Recorded data ::
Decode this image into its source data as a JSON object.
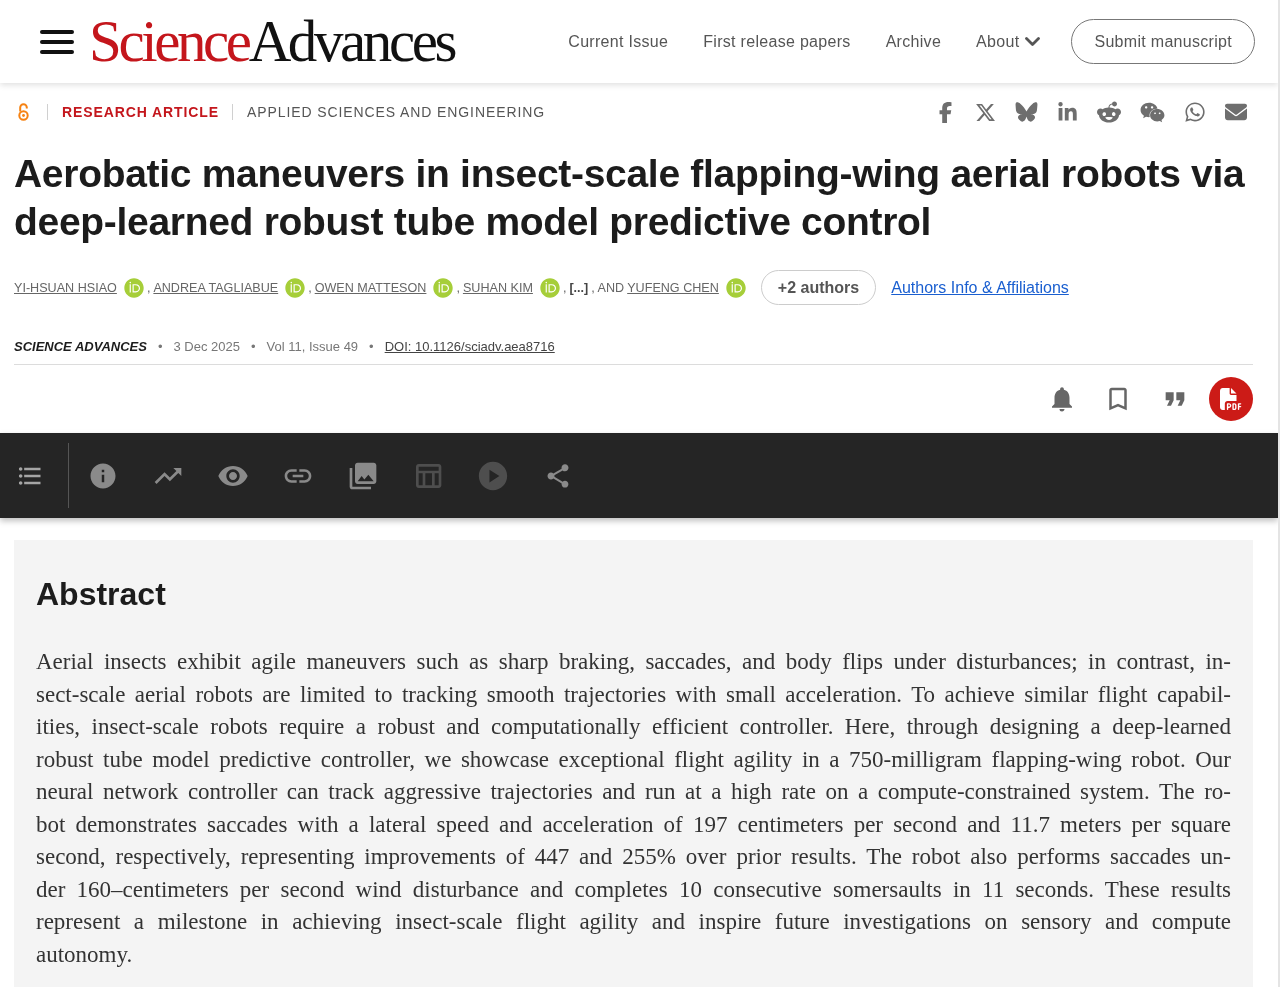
{
  "header": {
    "logo": {
      "first": "Science",
      "second": "Advances"
    },
    "nav": [
      {
        "label": "Current Issue",
        "kind": "link"
      },
      {
        "label": "First release papers",
        "kind": "link"
      },
      {
        "label": "Archive",
        "kind": "link"
      },
      {
        "label": "About",
        "kind": "dropdown"
      }
    ],
    "submit_button": "Submit manuscript"
  },
  "article": {
    "open_access": true,
    "article_type": "RESEARCH ARTICLE",
    "subject": "APPLIED SCIENCES AND ENGINEERING",
    "title": "Aerobatic maneuvers in insect-scale flapping-wing aerial robots via deep-learned robust tube model predictive control",
    "authors": [
      {
        "kind": "author",
        "name": "YI-HSUAN HSIAO",
        "orcid": true
      },
      {
        "kind": "text",
        "text": ","
      },
      {
        "kind": "author",
        "name": "ANDREA TAGLIABUE",
        "orcid": true
      },
      {
        "kind": "text",
        "text": ","
      },
      {
        "kind": "author",
        "name": "OWEN MATTESON",
        "orcid": true
      },
      {
        "kind": "text",
        "text": ","
      },
      {
        "kind": "author",
        "name": "SUHAN KIM",
        "orcid": true
      },
      {
        "kind": "text",
        "text": ","
      },
      {
        "kind": "ellipsis",
        "text": "[...]"
      },
      {
        "kind": "text",
        "text": ", AND"
      },
      {
        "kind": "author",
        "name": "YUFENG CHEN",
        "orcid": true
      }
    ],
    "more_authors_button": "+2 authors",
    "affiliations_link": "Authors Info & Affiliations",
    "meta": [
      {
        "kind": "journal",
        "text": "SCIENCE ADVANCES"
      },
      {
        "kind": "separator",
        "text": "•"
      },
      {
        "kind": "text",
        "text": "3 Dec 2025"
      },
      {
        "kind": "separator",
        "text": "•"
      },
      {
        "kind": "text",
        "text": "Vol 11, Issue 49"
      },
      {
        "kind": "separator",
        "text": "•"
      },
      {
        "kind": "link",
        "text": "DOI: 10.1126/sciadv.aea8716"
      }
    ]
  },
  "toolbar": {
    "items": [
      {
        "kind": "info",
        "disabled": false
      },
      {
        "kind": "metrics",
        "disabled": false
      },
      {
        "kind": "view",
        "disabled": false
      },
      {
        "kind": "references",
        "disabled": false
      },
      {
        "kind": "figures",
        "disabled": false
      },
      {
        "kind": "tables",
        "disabled": true
      },
      {
        "kind": "media",
        "disabled": true
      },
      {
        "kind": "share",
        "disabled": false
      }
    ]
  },
  "abstract": {
    "heading": "Abstract",
    "lines": [
      "Aerial insects exhibit agile maneuvers such as sharp braking, saccades, and body flips under disturbances; in contrast, in-",
      "sect-scale aerial robots are limited to tracking smooth trajectories with small acceleration. To achieve similar flight capabil-",
      "ities, insect-scale robots require a robust and computationally efficient controller. Here, through designing a deep-learned",
      "robust tube model predictive controller, we showcase exceptional flight agility in a 750-milligram flapping-wing robot. Our",
      "neural network controller can track aggressive trajectories and run at a high rate on a compute-constrained system. The ro-",
      "bot demonstrates saccades with a lateral speed and acceleration of 197 centimeters per second and 11.7 meters per square",
      "second, respectively, representing improvements of 447 and 255% over prior results. The robot also performs saccades un-",
      "der 160–centimeters per second wind disturbance and completes 10 consecutive somersaults in 11 seconds. These results",
      "represent a milestone in achieving insect-scale flight agility and inspire future investigations on sensory and compute",
      "autonomy."
    ]
  }
}
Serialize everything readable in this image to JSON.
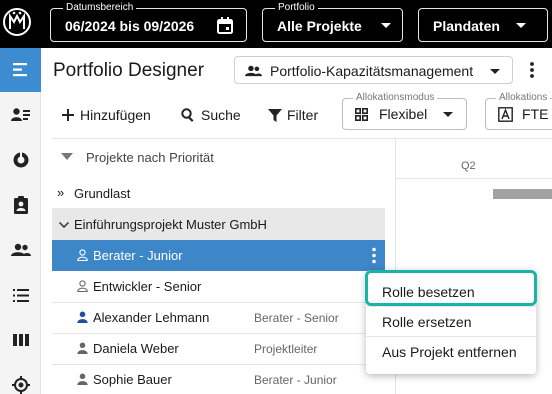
{
  "topbar": {
    "date_range": {
      "label": "Datumsbereich",
      "value": "06/2024 bis 09/2026"
    },
    "portfolio": {
      "label": "Portfolio",
      "value": "Alle Projekte"
    },
    "plan": {
      "value": "Plandaten"
    }
  },
  "sidebar": {
    "items": [
      {
        "icon": "menu-lines-icon",
        "active": true
      },
      {
        "icon": "person-list-icon"
      },
      {
        "icon": "donut-chart-icon"
      },
      {
        "icon": "clipboard-person-icon"
      },
      {
        "icon": "people-icon"
      },
      {
        "icon": "list-icon"
      },
      {
        "icon": "columns-icon"
      },
      {
        "icon": "target-icon"
      }
    ]
  },
  "header": {
    "title": "Portfolio Designer",
    "view": "Portfolio-Kapazitätsmanagement"
  },
  "toolbar": {
    "add": "Hinzufügen",
    "search": "Suche",
    "filter": "Filter",
    "alloc_mode": {
      "label": "Allokationsmodus",
      "value": "Flexibel"
    },
    "alloc_unit": {
      "label": "Allokations",
      "value": "FTE"
    }
  },
  "timeline": {
    "quarter": "Q2"
  },
  "tree": {
    "header": "Projekte nach Priorität",
    "rows": [
      {
        "name": "Grundlast",
        "role": ""
      },
      {
        "name": "Einführungsprojekt Muster GmbH",
        "role": ""
      },
      {
        "name": "Berater - Junior",
        "role": ""
      },
      {
        "name": "Entwickler - Senior",
        "role": ""
      },
      {
        "name": "Alexander Lehmann",
        "role": "Berater - Senior"
      },
      {
        "name": "Daniela Weber",
        "role": "Projektleiter"
      },
      {
        "name": "Sophie Bauer",
        "role": "Berater - Junior"
      }
    ]
  },
  "context_menu": {
    "items": [
      "Rolle besetzen",
      "Rolle ersetzen",
      "Aus Projekt entfernen"
    ]
  },
  "colors": {
    "accent": "#3d87c8",
    "highlight": "#1ab4a6",
    "topbar": "#000000"
  }
}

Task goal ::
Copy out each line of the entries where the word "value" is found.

Answer section ::
      "value": "06/2024 bis 09/2026"
      "value": "Alle Projekte"
      "value": "Plandaten"
      "value": "Flexibel"
      "value": "FTE"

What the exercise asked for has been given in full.